READ MORE: Russia unveils monument to designer of iconic AK-47 rifle

Kalashnikov USA holds a license to manufacture guns modelled on the iconic AK-47 rifle, whose name comes from the Russian “Avtomat Kalashnikova.” Last month’s school shooting in Parkland, Fla. was carried out by a gunman wielding an AR-15 semi-automatic rifle.

On Friday, Russian government-linked news outlet Sputnik News published an interview with a Russian historian and journalist in which he dismissed the investigation as an act of trade war.

Vadim Soloviev suggested that the U.S. was more worried about competition in the firearms market than the use of assault rifles in mass shootings.
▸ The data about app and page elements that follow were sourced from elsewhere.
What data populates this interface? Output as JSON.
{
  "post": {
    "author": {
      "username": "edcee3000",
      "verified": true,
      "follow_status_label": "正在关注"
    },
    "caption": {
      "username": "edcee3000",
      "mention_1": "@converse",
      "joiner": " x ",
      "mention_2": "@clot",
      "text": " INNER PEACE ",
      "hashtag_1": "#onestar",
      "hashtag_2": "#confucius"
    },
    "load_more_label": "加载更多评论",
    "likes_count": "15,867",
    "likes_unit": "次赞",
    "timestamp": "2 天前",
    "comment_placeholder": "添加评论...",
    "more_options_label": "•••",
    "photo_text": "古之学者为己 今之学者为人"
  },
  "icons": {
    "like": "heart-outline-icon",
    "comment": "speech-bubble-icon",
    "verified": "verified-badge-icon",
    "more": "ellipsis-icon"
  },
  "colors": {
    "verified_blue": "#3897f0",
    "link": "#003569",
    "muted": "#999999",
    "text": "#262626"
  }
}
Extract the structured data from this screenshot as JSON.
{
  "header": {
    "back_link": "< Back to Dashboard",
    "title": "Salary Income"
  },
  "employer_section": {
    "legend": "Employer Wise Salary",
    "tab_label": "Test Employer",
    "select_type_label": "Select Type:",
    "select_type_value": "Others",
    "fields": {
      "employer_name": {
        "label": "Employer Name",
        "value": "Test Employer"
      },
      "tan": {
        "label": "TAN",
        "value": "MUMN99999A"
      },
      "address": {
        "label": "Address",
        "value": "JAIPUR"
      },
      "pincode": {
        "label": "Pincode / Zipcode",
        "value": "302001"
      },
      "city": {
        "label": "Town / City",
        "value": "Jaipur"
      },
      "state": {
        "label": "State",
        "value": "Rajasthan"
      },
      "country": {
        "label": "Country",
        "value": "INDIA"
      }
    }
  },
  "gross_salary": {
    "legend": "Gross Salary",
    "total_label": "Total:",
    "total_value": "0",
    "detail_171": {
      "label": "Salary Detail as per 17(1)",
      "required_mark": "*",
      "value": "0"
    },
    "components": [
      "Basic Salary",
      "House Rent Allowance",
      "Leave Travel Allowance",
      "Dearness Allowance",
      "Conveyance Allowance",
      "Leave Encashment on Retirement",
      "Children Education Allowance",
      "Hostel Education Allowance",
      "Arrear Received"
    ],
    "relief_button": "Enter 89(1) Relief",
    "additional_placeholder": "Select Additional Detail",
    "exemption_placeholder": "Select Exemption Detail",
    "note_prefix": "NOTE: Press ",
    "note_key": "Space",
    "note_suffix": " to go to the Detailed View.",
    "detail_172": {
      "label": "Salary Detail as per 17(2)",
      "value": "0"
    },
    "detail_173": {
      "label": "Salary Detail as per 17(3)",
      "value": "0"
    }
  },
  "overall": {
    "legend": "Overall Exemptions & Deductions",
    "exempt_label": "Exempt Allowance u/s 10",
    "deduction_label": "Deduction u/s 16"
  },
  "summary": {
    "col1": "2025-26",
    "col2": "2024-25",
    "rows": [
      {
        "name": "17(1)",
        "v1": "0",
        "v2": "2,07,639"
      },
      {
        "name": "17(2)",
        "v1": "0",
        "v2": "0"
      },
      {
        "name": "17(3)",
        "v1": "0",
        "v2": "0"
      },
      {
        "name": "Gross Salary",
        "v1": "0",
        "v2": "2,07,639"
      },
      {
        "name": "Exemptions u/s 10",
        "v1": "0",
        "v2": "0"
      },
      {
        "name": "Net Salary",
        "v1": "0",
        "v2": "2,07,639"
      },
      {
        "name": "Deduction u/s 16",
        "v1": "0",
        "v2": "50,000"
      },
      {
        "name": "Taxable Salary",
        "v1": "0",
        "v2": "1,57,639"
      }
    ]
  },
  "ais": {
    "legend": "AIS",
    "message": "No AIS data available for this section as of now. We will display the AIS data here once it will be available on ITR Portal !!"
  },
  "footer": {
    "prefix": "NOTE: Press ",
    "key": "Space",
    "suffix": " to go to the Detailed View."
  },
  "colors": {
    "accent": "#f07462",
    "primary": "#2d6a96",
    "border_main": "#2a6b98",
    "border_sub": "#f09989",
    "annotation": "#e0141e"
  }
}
Editor’s note: An earlier version of this story referred to the gunman at the Parkland, Florida massing shooting in February as having used an AK-47. In fact he used an AR-15.